The last update on Heard was play caller Shawn Watson saying in late November that his young passer was "starting to get it."
For a coaching staff that has been willing and able to look at the long-term trajectories of its players, redshirting Heard was always a priority because putting an unfinished product on the field when unnecessary "would make us look like what we say is not what we mean or what we deliver," according to Watson.
Contrast that to the reasoning for playing last year from former head coach Mack Brown -- that Swoopes had to play because there weren't any other back ups.

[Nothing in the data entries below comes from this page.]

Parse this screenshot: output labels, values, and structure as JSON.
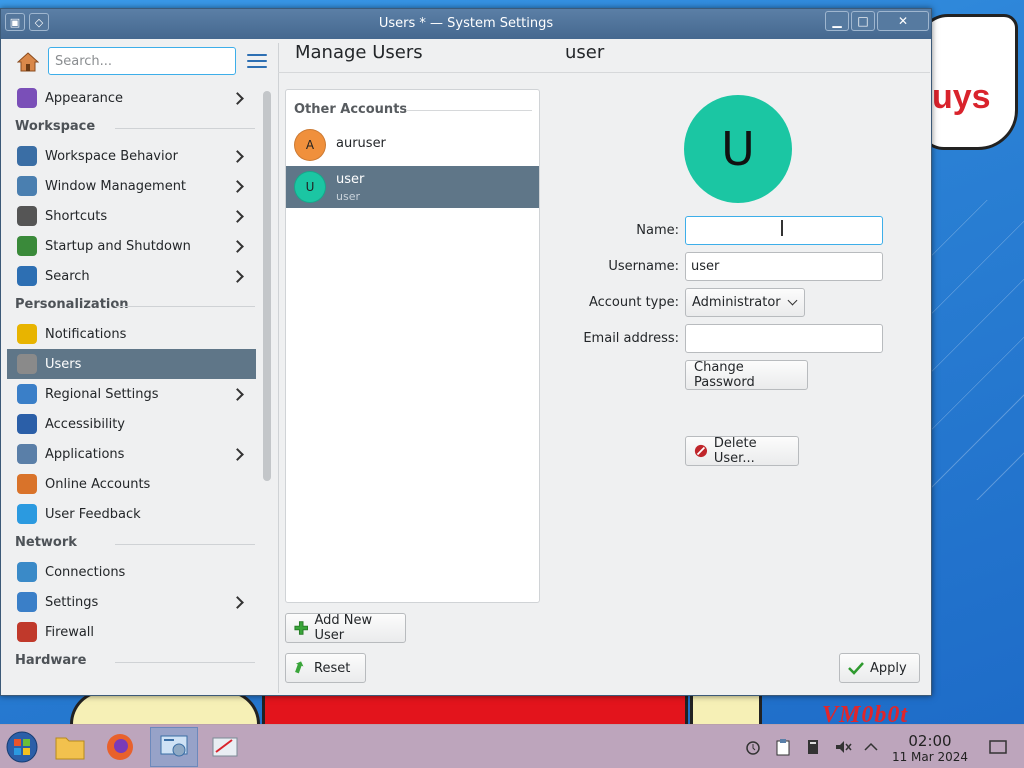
{
  "window": {
    "title": "Users * — System Settings",
    "controls": {
      "minimize": "▁",
      "maximize": "□",
      "close": "✕"
    }
  },
  "sidebar": {
    "search_placeholder": "Search...",
    "top_item": {
      "label": "Appearance",
      "has_children": true
    },
    "categories": [
      {
        "title": "Workspace",
        "items": [
          {
            "label": "Workspace Behavior",
            "has_children": true
          },
          {
            "label": "Window Management",
            "has_children": true
          },
          {
            "label": "Shortcuts",
            "has_children": true
          },
          {
            "label": "Startup and Shutdown",
            "has_children": true
          },
          {
            "label": "Search",
            "has_children": true
          }
        ]
      },
      {
        "title": "Personalization",
        "items": [
          {
            "label": "Notifications",
            "has_children": false
          },
          {
            "label": "Users",
            "has_children": false,
            "selected": true
          },
          {
            "label": "Regional Settings",
            "has_children": true
          },
          {
            "label": "Accessibility",
            "has_children": false
          },
          {
            "label": "Applications",
            "has_children": true
          },
          {
            "label": "Online Accounts",
            "has_children": false
          },
          {
            "label": "User Feedback",
            "has_children": false
          }
        ]
      },
      {
        "title": "Network",
        "items": [
          {
            "label": "Connections",
            "has_children": false
          },
          {
            "label": "Settings",
            "has_children": true
          },
          {
            "label": "Firewall",
            "has_children": false
          }
        ]
      },
      {
        "title": "Hardware",
        "items": []
      }
    ]
  },
  "main": {
    "title": "Manage Users",
    "current_user_header": "user",
    "accounts_header": "Other Accounts",
    "accounts": [
      {
        "initial": "A",
        "name": "auruser",
        "subtitle": "",
        "color": "#f0903c"
      },
      {
        "initial": "U",
        "name": "user",
        "subtitle": "user",
        "color": "#1bc6a3",
        "selected": true
      }
    ],
    "add_user_button": "Add New User",
    "reset_button": "Reset",
    "apply_button": "Apply"
  },
  "user_form": {
    "avatar_initial": "U",
    "name_label": "Name:",
    "name_value": "",
    "username_label": "Username:",
    "username_value": "user",
    "account_type_label": "Account type:",
    "account_type_value": "Administrator",
    "email_label": "Email address:",
    "email_value": "",
    "change_password_button": "Change Password",
    "delete_user_button": "Delete User..."
  },
  "desktop": {
    "bubble_text": "uys",
    "watermark": "VM0b0t"
  },
  "taskbar": {
    "apps": [
      "start-menu",
      "file-manager",
      "firefox",
      "system-settings",
      "text-editor"
    ],
    "clock_time": "02:00",
    "clock_date": "11 Mar 2024"
  }
}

In a quest for a Big 12 title that was probably always illusionary because the two best teams on the conference schedule came in the two last games, that was understandable for Brown but ultimately to the detriment of Swoopes and the program.
Strong and Watson have the critical latitude not to worry about a few handoffs or simple plays from the back up in case of an injury.

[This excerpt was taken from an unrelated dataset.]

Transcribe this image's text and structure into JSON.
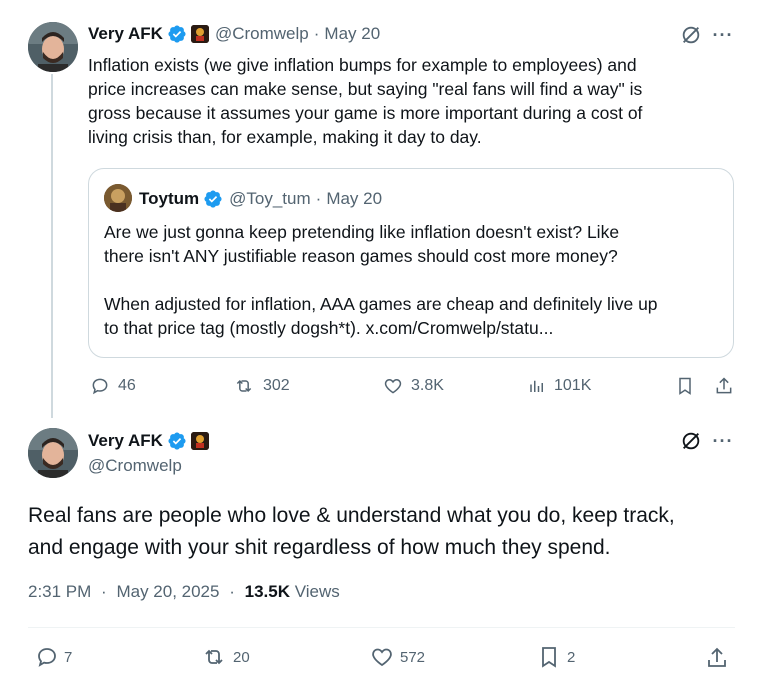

So Heard has kept his redshirt and worked on understanding the offense and worked on understanding college coverages.
"The thing about Jerrod is, when you come and you have to face it each and every day and it moves so fast for you sometimes, you've just got to slow him down, and it's going to happen for him," Strong said. "It's a development stage, and he's developed because Shawn Watson has done a great job coaching quarterbacks. We'll just continue to coach him."
All the continued coaching in the name of ensuring the highest level of competition in the spring. In limited context, there's a junior wide receiver who believes:

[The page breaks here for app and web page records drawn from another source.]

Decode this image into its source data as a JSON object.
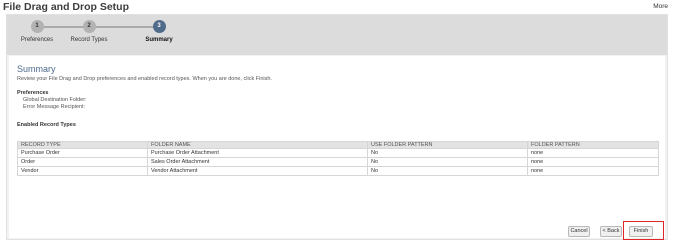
{
  "header": {
    "title": "File Drag and Drop Setup",
    "more_label": "More"
  },
  "steps": [
    {
      "number": "1",
      "label": "Preferences"
    },
    {
      "number": "2",
      "label": "Record Types"
    },
    {
      "number": "3",
      "label": "Summary"
    }
  ],
  "summary": {
    "heading": "Summary",
    "description": "Review your File Drag and Drop preferences and enabled record types. When you are done, click Finish.",
    "preferences": {
      "title": "Preferences",
      "global_destination_folder_label": "Global Destination Folder:",
      "error_message_recipient_label": "Error Message Recipient:"
    },
    "enabled_record_types": {
      "title": "Enabled Record Types",
      "columns": [
        "RECORD TYPE",
        "FOLDER NAME",
        "USE FOLDER PATTERN",
        "FOLDER PATTERN"
      ],
      "rows": [
        [
          "Purchase Order",
          "Purchase Order Attachment",
          "No",
          "none"
        ],
        [
          "Order",
          "Sales Order Attachment",
          "No",
          "none"
        ],
        [
          "Vendor",
          "Vendor Attachment",
          "No",
          "none"
        ]
      ]
    }
  },
  "footer": {
    "cancel_label": "Cancel",
    "back_label": "< Back",
    "finish_label": "Finish"
  },
  "colors": {
    "active_step": "#4f6b8a",
    "heading": "#4c6a8c",
    "highlight": "#e0262a"
  }
}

Texas WR Marcus Johnson effusive in praise of backup QB Jerrod Heard, who he said "will prove why he won two state championships."— Mike Finger (@mikefinger) December 16, 2014
To be clear, Johnson wasn't endorsing Heard over Swoopes, but said, "We need competition and he'll definitely bring that."— Mike Finger (@mikefinger) December 16, 2014
The winning pedigree of Heard enabled some of the outsized expectations for the freshman entering the program and could remain as a critical ingredient for a tough-minded demeanor and unshakable confidence that would set Heard apart from Swoopes, whose slump-shouldered attitude through much of the game against TCU drew serious ire from his head coach.
At the same time, Swoopes has a much higher physical upside as a passer than Heard, who has a significant advantage in quickness.
Neither one is a savior since Watson has admitted that his freshman is behind the curve that Teddy Bridgewater set.
But actually having competition this spring will be the start to finding improved play at the quarterback position.